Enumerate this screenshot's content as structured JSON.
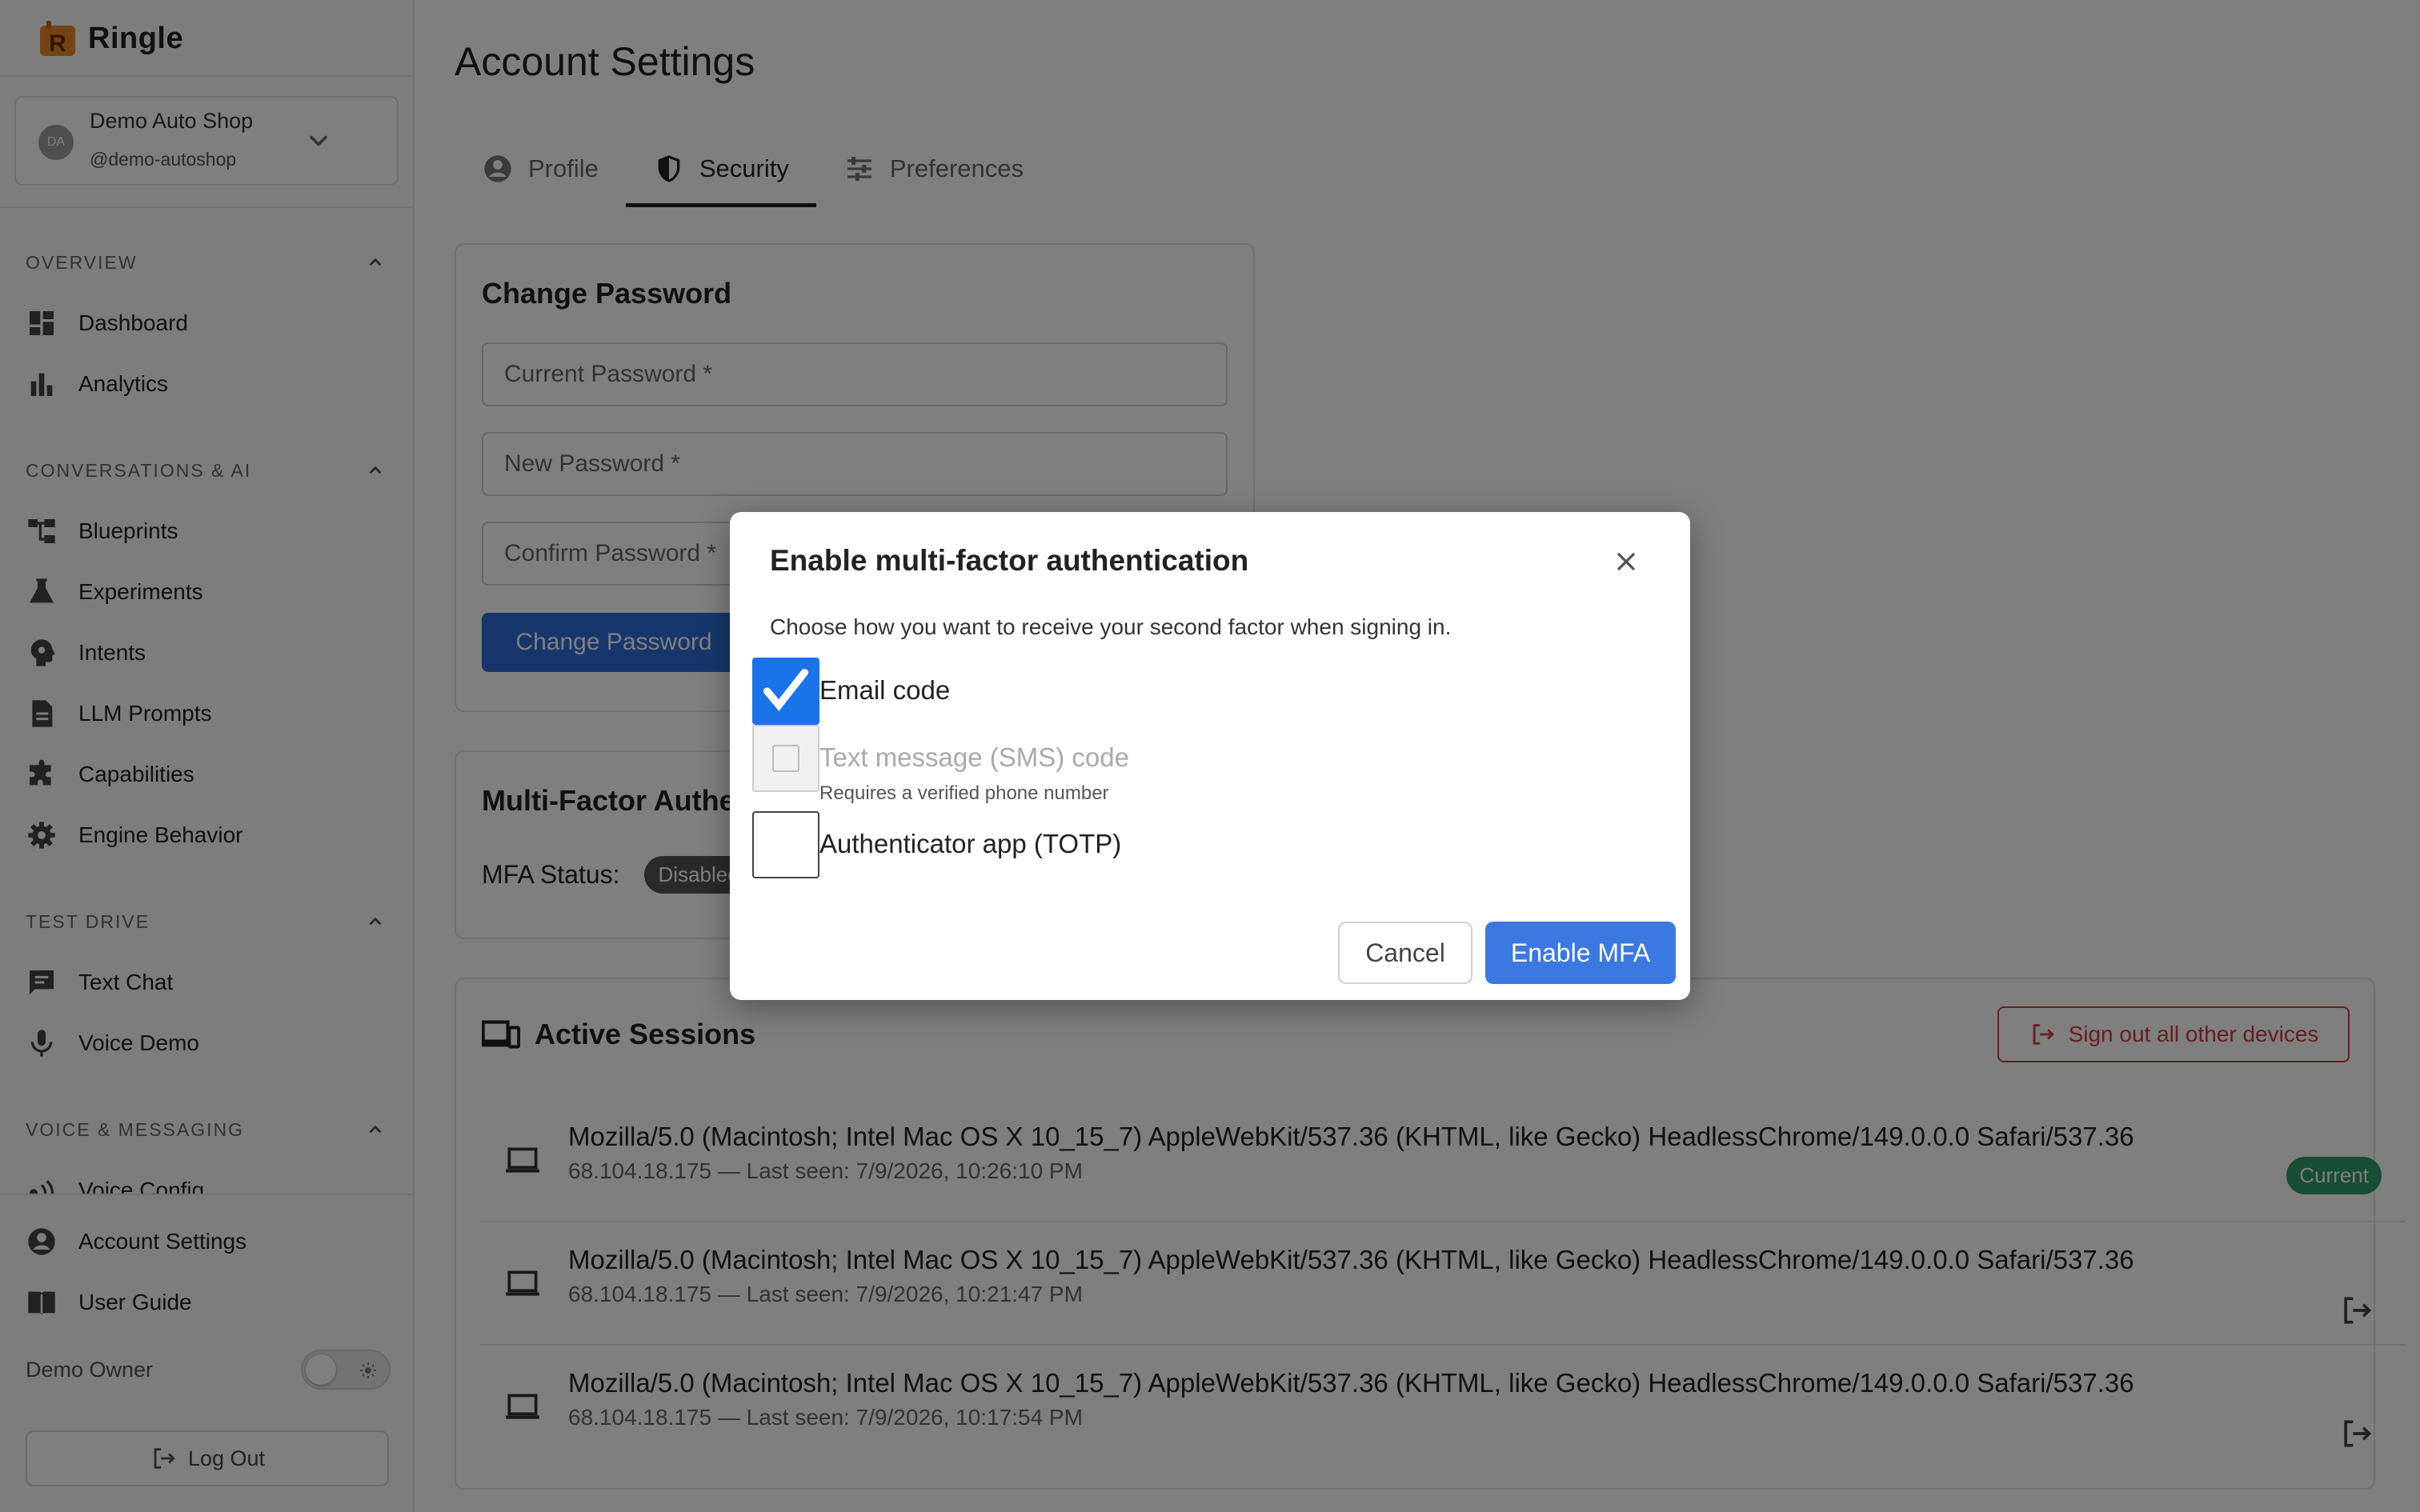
{
  "brand": {
    "name": "Ringle",
    "logo_letter": "R"
  },
  "account": {
    "initials": "DA",
    "name": "Demo Auto Shop",
    "handle": "@demo-autoshop"
  },
  "sidebar": {
    "sections": [
      {
        "title": "OVERVIEW",
        "items": [
          {
            "label": "Dashboard",
            "icon": "dashboard-icon"
          },
          {
            "label": "Analytics",
            "icon": "bar-chart-icon"
          }
        ]
      },
      {
        "title": "CONVERSATIONS & AI",
        "items": [
          {
            "label": "Blueprints",
            "icon": "blueprint-icon"
          },
          {
            "label": "Experiments",
            "icon": "flask-icon"
          },
          {
            "label": "Intents",
            "icon": "brain-icon"
          },
          {
            "label": "LLM Prompts",
            "icon": "document-icon"
          },
          {
            "label": "Capabilities",
            "icon": "puzzle-icon"
          },
          {
            "label": "Engine Behavior",
            "icon": "gear-icon"
          }
        ]
      },
      {
        "title": "TEST DRIVE",
        "items": [
          {
            "label": "Text Chat",
            "icon": "chat-icon"
          },
          {
            "label": "Voice Demo",
            "icon": "microphone-icon"
          }
        ]
      },
      {
        "title": "VOICE & MESSAGING",
        "items": [
          {
            "label": "Voice Config",
            "icon": "voice-icon"
          }
        ]
      }
    ],
    "bottom": {
      "account_settings": "Account Settings",
      "user_guide": "User Guide",
      "owner": "Demo Owner",
      "logout": "Log Out"
    }
  },
  "main": {
    "title": "Account Settings",
    "tabs": [
      {
        "label": "Profile",
        "active": false
      },
      {
        "label": "Security",
        "active": true
      },
      {
        "label": "Preferences",
        "active": false
      }
    ],
    "change_password": {
      "title": "Change Password",
      "current_placeholder": "Current Password *",
      "new_placeholder": "New Password *",
      "confirm_placeholder": "Confirm Password *",
      "button": "Change Password"
    },
    "mfa": {
      "title": "Multi-Factor Authentication",
      "status_label": "MFA Status:",
      "status_value": "Disabled"
    },
    "sessions": {
      "title": "Active Sessions",
      "signout_all": "Sign out all other devices",
      "current_label": "Current",
      "rows": [
        {
          "ua": "Mozilla/5.0 (Macintosh; Intel Mac OS X 10_15_7) AppleWebKit/537.36 (KHTML, like Gecko) HeadlessChrome/149.0.0.0 Safari/537.36",
          "meta": "68.104.18.175 — Last seen: 7/9/2026, 10:26:10 PM",
          "current": true
        },
        {
          "ua": "Mozilla/5.0 (Macintosh; Intel Mac OS X 10_15_7) AppleWebKit/537.36 (KHTML, like Gecko) HeadlessChrome/149.0.0.0 Safari/537.36",
          "meta": "68.104.18.175 — Last seen: 7/9/2026, 10:21:47 PM",
          "current": false
        },
        {
          "ua": "Mozilla/5.0 (Macintosh; Intel Mac OS X 10_15_7) AppleWebKit/537.36 (KHTML, like Gecko) HeadlessChrome/149.0.0.0 Safari/537.36",
          "meta": "68.104.18.175 — Last seen: 7/9/2026, 10:17:54 PM",
          "current": false
        }
      ]
    }
  },
  "modal": {
    "title": "Enable multi-factor authentication",
    "description": "Choose how you want to receive your second factor when signing in.",
    "options": [
      {
        "label": "Email code",
        "checked": true,
        "disabled": false
      },
      {
        "label": "Text message (SMS) code",
        "checked": false,
        "disabled": true,
        "hint": "Requires a verified phone number"
      },
      {
        "label": "Authenticator app (TOTP)",
        "checked": false,
        "disabled": false
      }
    ],
    "cancel": "Cancel",
    "confirm": "Enable MFA"
  },
  "colors": {
    "primary": "#2f6fd8",
    "checkbox": "#1a73e8",
    "danger": "#d43d3d",
    "success": "#2e9d6b"
  }
}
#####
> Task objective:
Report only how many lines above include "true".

> Solution to the problem:
4